Hailing from Bremerton, Washington, Phil Ek grew up as a kid who was into music from the get-go. As a teenager he would travel across the Puget Sound to pick up the latest releases from SST and Sub Pop. Not wanting to stay in Bremerton, Phil moved to Seattle and ended up doing live sound at the now defunct Off Ramp. During this time he was introduced to Jack Endino and became his assistant at Word Of Mouth studio, which is where Nirvana recorded Bleach (when it was called Reciprocal). After assisting Endino to record the likes of Nirvana, Hole, and the Supersuckers, Ek became the guy who ended up doing the demos for every cold call that came into the studio. He then went on to record a host of bands and is best known for his work on the past six Built to Spill recordings. When I spoke with Phil recently, we focused a lot on his work with Doug Martsch, the mastermind behind Built to Spill.
Let's talk about collaboration. What does collaboration mean between you and Doug on the Built to Spill records?

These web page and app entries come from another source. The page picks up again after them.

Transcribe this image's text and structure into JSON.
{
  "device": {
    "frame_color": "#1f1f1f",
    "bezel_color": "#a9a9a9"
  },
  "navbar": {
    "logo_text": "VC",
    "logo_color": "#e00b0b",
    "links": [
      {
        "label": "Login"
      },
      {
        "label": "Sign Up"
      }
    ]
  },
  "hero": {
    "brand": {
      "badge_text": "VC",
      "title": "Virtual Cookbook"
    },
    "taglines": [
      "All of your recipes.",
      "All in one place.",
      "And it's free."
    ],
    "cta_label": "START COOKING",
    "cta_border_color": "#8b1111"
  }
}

We are both looking out for the same artistic vision. He's obviously the songwriter, the guy with ideas in the back of his mind that he doesn't always know how to make happen sonically. We collaborate on ideas — how to make it sonically what he wants, to pushing him to do that guitar part as good as he can. If he feels like giving up, he knows that I'm there to know that he can do it that much better, either sound or performance.
How did you first start working with Built to Spill?
I started working with Built to Spill after I recorded his bass player's [Brett Nelson] band, Butterfly Train. I didn't really know Doug and he came in the studio, this was at Word of Mouth, and I said, "What are you doing here?" He told me that Brett was the bass player in Built to Spill and they were in Seattle doing shows. He had just got done doing the first Halo Benders record. We just kind of hit it off. We were talking about music and he asked me to do the Built to Spill record. We recorded what became There's Nothing Wrong With Love a month later.
What are the pros of collaboration with Built to Spill?
There's a level of comfort and relaxation. But, I've never felt that doing records with Doug was mundane and by the book. We always try to make it different — treat the songs, treat the album differently. He knows that, and I know that we're both on the same page looking for that excitement in the music. It's fun. He started off as a guy I just liked artistically, but he's turned into a really good friend.
What sort of unspoken communication has developed between you guys over the years?
There's moments when I know he's going to like something, or not going to like something. He'll be out there doing a guitar track and I don't really necessarily have to ask him if he thinks it's okay. I know he thinks it's good, or I'll know he's definitely going to want to do it again. Also, we listen back to something and know where to punch in, because it's not as hot as it was at some other point in the song. There's definitely that vibe of knowing each other's likes and dislikes.
What's the difference between the first album you did with Built to Spill, There's Nothing Wrong with Love, and the most recent album, Ancient Melodies of the Future?
Time. The time that we had to do it, that's one big difference, obviously. I think we did basic tracks for Nothing Wrong... in two days, which really isn't all that different from Ancient Melodies... We did those basics in three. We also get to go to better studios now, with much better equipment.
Did you record There's Nothing Wrong with Love at Word of Mouth Studio?
Yeah, it was called John and Stu's by then.
What gear did you have?
It think we had a 2" 16-track Ampex MM1200. We had a 12 channel API and a Mackie 16 channel board put together. Luckily we didn't mix it that way [laughs]. We mixed it once at Avast! [in Seattle] and then listened to it and thought there could be more stuff done to it overdub-wise. We went back and did some more overdubs and mixed it at John and Stu's again on a Quad Eight Ventura board they had just gotten in there.
Where was the last album tracked?
It was tracked at Bear Creek in Woodinville, Washington. They've got a Trident board and a Studer deck. We did overdubs at Avast!, they have an API and a Studer. We mixed it a place called the Factory up in Vancouver, B.C. They had, I believe, an Otari, and a Neve.
When you're recording Doug's guitars, what's he particular about?
He's more a one guitar guy than he is an amp guy. He brings in his stuff, which is pretty much old Fender stuff. He has...